Collection/Series: 
Scientific Areas: 

 

Tuesday Nov 25, 2014
Speaker(s): 

We present a first principles approach to a probabilistic description of nature based on two guiding principles: spacetime locality and operationalism. No notion of time or metric is assumed, neither any specific physical model. Remarkably, the emerging framework converges with the recently proposed positive formalism of quantum theory, obtained constructively from known quantum physics. However, it also seems to embrace classical physics.

Collection/Series: 
Scientific Areas: 

 

Tuesday Nov 18, 2014
Speaker(s): 

I will present a new approach to information-theoretic foundations of quantum theory, that does not rely on probability theory, spectral theory, or Hilbert spaces. The direct nonlinear generalisations of quantum kinematics and dynamics are constructed using quantum information geometric structures over algebraic states of W*-algebras (quantum relative entropies and Poisson structure). In particular, unitary evolutions are generalised to nonlinear hamiltonian flows, while Lueders? rules are generalised to constrained relative entropy maximisations.

Collection/Series: 
Scientific Areas: 

 

Tuesday Nov 04, 2014
Speaker(s): 

Interferometers capture a basic mystery of quantum mechanics: a single particle can exhibit wave behavior, yet that wave behavior disappears when one tries to determine the particle's path inside the interferometer. This idea has been formulated quantitatively as an inequality, e.g., by Englert and Jaeger, Shimony, and Vaidman, which upper bounds the sum of the interference visibility and the path distinguishability. Such wave-particle duality relations (WPDRs) are often thought to be conceptually inequivalent to Heisenberg's uncertainty principle, although this has been debated.

Collection/Series: 
Scientific Areas: 

 

Tuesday Nov 04, 2014
Speaker(s): 

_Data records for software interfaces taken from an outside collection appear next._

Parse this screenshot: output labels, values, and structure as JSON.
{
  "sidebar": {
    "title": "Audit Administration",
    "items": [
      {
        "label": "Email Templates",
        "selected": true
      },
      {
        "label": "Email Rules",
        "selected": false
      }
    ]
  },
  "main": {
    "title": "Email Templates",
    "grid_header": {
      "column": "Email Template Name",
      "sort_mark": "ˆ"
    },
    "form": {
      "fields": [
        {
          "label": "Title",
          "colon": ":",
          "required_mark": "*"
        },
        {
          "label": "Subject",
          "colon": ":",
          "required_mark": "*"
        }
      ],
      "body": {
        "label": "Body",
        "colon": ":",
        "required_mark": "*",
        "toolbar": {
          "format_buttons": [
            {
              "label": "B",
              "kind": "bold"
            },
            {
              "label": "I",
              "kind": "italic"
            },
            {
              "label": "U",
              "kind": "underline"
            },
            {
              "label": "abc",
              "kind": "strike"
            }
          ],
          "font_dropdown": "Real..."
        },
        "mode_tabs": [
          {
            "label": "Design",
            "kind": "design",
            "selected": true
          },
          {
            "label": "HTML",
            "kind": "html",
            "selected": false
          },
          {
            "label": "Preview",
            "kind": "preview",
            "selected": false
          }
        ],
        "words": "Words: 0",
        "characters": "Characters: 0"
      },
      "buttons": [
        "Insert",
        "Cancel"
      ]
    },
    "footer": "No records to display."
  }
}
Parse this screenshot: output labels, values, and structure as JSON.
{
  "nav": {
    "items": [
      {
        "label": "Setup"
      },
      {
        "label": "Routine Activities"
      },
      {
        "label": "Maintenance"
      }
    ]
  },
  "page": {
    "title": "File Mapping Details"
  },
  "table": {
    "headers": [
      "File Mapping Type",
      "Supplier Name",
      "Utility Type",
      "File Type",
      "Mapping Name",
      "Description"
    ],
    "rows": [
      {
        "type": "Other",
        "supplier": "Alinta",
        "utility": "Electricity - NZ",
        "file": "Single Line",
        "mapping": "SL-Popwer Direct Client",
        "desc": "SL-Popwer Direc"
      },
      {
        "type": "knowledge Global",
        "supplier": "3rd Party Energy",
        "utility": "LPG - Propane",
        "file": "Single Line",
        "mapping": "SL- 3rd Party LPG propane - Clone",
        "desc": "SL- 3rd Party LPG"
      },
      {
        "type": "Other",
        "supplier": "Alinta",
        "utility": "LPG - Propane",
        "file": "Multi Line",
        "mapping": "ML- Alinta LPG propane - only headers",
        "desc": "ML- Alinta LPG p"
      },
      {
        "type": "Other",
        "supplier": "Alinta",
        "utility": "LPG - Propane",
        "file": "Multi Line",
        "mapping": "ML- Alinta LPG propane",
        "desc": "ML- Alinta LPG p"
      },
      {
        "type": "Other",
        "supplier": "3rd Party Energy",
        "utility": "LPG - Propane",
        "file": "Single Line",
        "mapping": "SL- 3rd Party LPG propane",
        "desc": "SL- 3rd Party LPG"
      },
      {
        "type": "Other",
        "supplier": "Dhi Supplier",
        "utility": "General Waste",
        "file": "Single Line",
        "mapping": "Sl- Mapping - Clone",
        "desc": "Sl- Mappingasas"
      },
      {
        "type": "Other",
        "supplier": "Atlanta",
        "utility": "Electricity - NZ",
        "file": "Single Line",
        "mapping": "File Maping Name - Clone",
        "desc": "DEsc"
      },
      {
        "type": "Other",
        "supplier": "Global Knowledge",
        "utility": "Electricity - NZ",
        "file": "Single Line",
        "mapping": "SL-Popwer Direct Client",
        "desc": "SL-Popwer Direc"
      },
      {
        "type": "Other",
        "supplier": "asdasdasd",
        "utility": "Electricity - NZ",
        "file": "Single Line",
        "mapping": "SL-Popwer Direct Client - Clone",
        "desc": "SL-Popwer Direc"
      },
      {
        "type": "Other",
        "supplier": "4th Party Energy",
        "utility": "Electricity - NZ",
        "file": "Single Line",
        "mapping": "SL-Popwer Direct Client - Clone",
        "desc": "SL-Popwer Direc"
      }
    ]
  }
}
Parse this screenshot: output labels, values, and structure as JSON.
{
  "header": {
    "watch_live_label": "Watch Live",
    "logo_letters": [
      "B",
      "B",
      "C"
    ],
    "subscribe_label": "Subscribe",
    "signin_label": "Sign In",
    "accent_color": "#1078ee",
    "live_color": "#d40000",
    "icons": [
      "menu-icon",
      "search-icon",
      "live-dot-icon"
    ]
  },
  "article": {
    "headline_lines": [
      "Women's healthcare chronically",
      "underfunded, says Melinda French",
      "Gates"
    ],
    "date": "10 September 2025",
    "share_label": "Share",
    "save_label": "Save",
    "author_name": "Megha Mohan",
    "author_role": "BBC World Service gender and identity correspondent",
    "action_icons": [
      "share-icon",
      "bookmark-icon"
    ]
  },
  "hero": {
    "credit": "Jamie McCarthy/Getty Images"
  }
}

Interferometers capture a basic mystery of quantum mechanics: a single particle can exhibit wave behavior, yet that wave behavior disappears when one tries to determine the particle's path inside the interferometer. This idea has been formulated quantitatively as an inequality, e.g., by Englert and Jaeger, Shimony, and Vaidman, which upper bounds the sum of the interference visibility and the path distinguishability. Such wave-particle duality relations (WPDRs) are often thought to be conceptually inequivalent to Heisenberg's uncertainty principle, although this has been debated.

Collection/Series: 
Scientific Areas: 

Pages